The House has signed off on a last-ditch effort to close out a deal with the Senate on personal injury protection reform, one of Gov. Rick Scott’s top priorities.
But despite frenzied lobbying by insurance company representatives and Scott, it remains unclear whether the deal has enough support in the Senate to get the 21 votes needed to pass. Scott and Chief Financial Officer Jeff Atwater have made PIP fraud one of their primary focuses of the legislative session.
The compromise, passed with a party-line 80-34 vote late this evening, would require patients to seek care within two weeks of a crash, a concession from the House’s original seven day requirement.
The House also agreed to allow up to $10,000 for emergency service coverage as determined by a physician, osteopath, dentist, physician’s assistant or registered nurse practitioner. Of that, $2,500 could be used for non-emergency medical care. Visits to chiropractors would be covered up to $2,500 for certain types of injuries, but would require a referral from one of the other health care providers for others. Acupuncturists and massage therapists would no longer be covered by PIP.

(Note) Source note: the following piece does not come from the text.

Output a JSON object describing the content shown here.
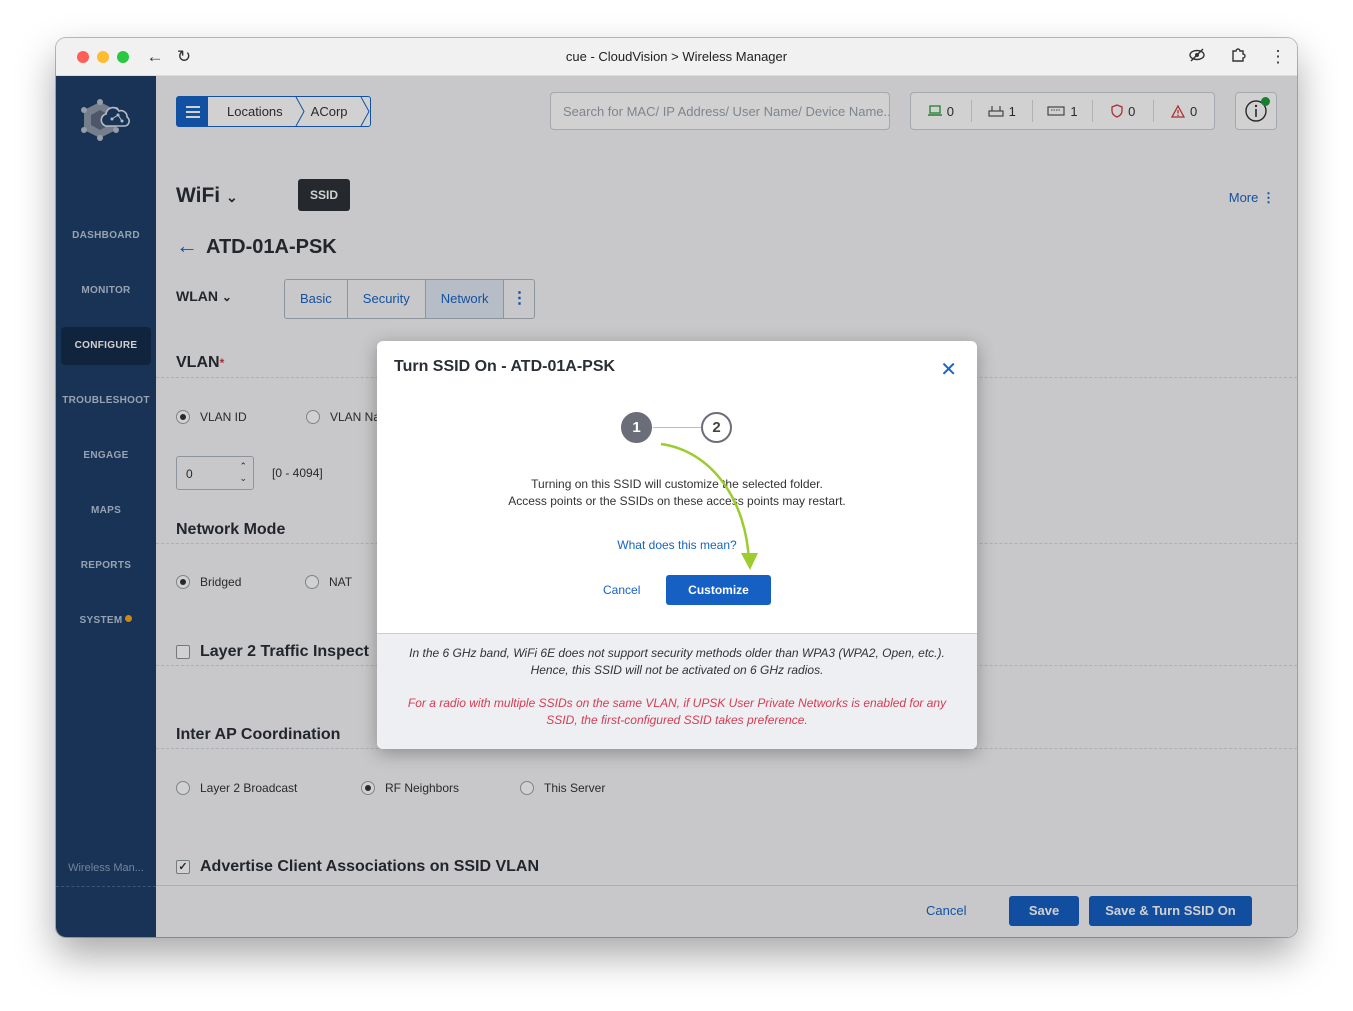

The deal also did away with the House’s original proposal that would have required initial care to take place only at a hospital or emergency room. Instead, injured patients would also be allowed to be seen by private physicians.
And the compromise would require insurance companies to notify claimants within 30 days if they suspect fraud, and gives another 60 days to investigate. One of the more controversial parts of the deal would require those whose claims are being investigated to submit to examinations under oath if their insurance companies ask.
And, in what could be a sticking point for the Senate, the deal would require insurers to roll back rates 10 percent by October and 25 percent by Jan. 1. 2014, or else give a “detailed explanation” to insurance regulators for why the rates were not reduced. The Senate had sought a 25 percent rate reduction.
House Democrats blasted the last-minute amendments, accusing the GOP sponsors of the measure (HB 119) of being pusillanimous and caving to insurance industry pressure, especially over the rate roll-back, which critics said has no teeth.
The measure includes no penalties for insurers who fail to meet the rate reductions, Rep. Scott Randolph, D-Orlando, objected.
“The fraudsters are the big insurance companies that wrote this amendment and that are continuing to say now, give us more profit and we’ll give you a Post-it note at the end of the day explaining why we can’t reduce rates,” Randolph said.
Insurance lobbyists huddled into the wee hours Friday morning crafting the measure and were back at it early the same day, with time running out to seal a deal with the Senate that Scott would approve.
With hours until the 60-day session was scheduled to end, Scott stepped up pressure on lawmakers, calling them and ordering them into his office. Scott also pleaded his case through the media with appearances on at least seven radio talk shows before 8:30 a.m. Friday morning.
Scott pushed lawmakers to “get it done” and threatened to call a special session if they did not pass a comprehensive PIP reform.
“If I had to I would (call a special session later on the issue) but there’s no reason we can’t get it done today,” Scott said on WFLA 540 AM in Orlando. “I’m very comfortable they’ll do the right thing.”
Scott’s advisors have said the House would not pass a package the governor did not approve.
“The House has some good provisions,” Scott said. He said he hoped they would “send it back to the Senate and I hope we get it passed today.”
- The News Service of Florida contributed to this report.